- PayPal’s Venmo said Monday it will provide a peer-to-peer account tailored to teens starting next month, letting parents and legal guardians open the accounts for teenagers who are 13 to 17 years old, according to a press release.
- The Venmo account, which will include a debit card, will let users manage their funds while parents and guardians are able to view the transactions, manage the privacy settings and send money to the teens.
- The new service will only be available for a select group of users in June, and more “widely available in the coming weeks,” the company said.
The teen accounts’ privacy settings will automatically be set to “private,” with parents or guardians able to view the teens’ friends list, in addition to their payments. Only the parents and guardians will be able to alter the privacy controls, per the press release.
The account will also offer teens customizable card designs and allow them to receive direct deposits from their after-school jobs or other sources.
PayPal Senior Vice President Doug Bland mentioned late last year at a conference that the company was testing a teen account. He also noted that roughly 25 million teenagers aged 13 to 17 already use the regular app, and a third of their parents use it.
Given that Venmo users tend to have higher incomes and skew younger, PayPal aims to focus more on the app as a pathway toward growing its user base. Now, the company is accepting new applicants for the service.
Venmo’s new teen product lets parents and guardians manage their teen’s debit card, including changing their PIN, locking and unlocking their debit card and blocking users from interacting with an account, per the press release.
The card also comes with a $400 daily withdrawal limit and charges $2.50 ATM domestic withdrawal fees at ATMs not in the MoneyPass network, according to the press release.
Venmo pitched the service to parents as a way to teach their kids about money management. “Venmo is a natural place for teens to learn how to engage with money responsibly, especially considering 86% of Gen Z are interested in using an app to learn about personal finance,” Venmo Vice President Erika Sanchez said in the statement.

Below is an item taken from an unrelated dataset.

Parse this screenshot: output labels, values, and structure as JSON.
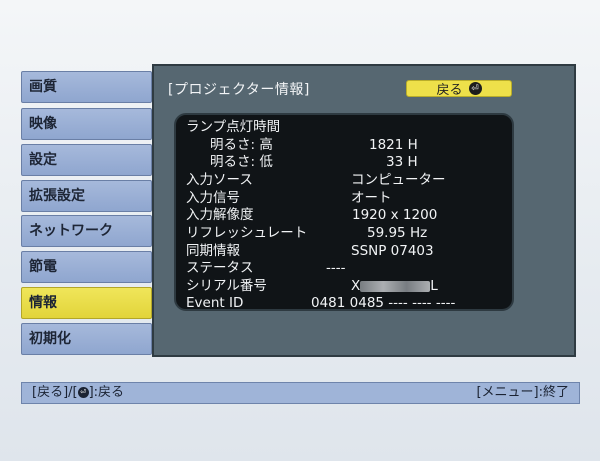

PayPal has sought to introduce more services that will increase the company’s profit margins as the growth of its branded checkout service slows. Recently, it’s been relying more heavily on its unbranded services, such as those offered by its Braintree unit, to support growth, but those services have lower margins.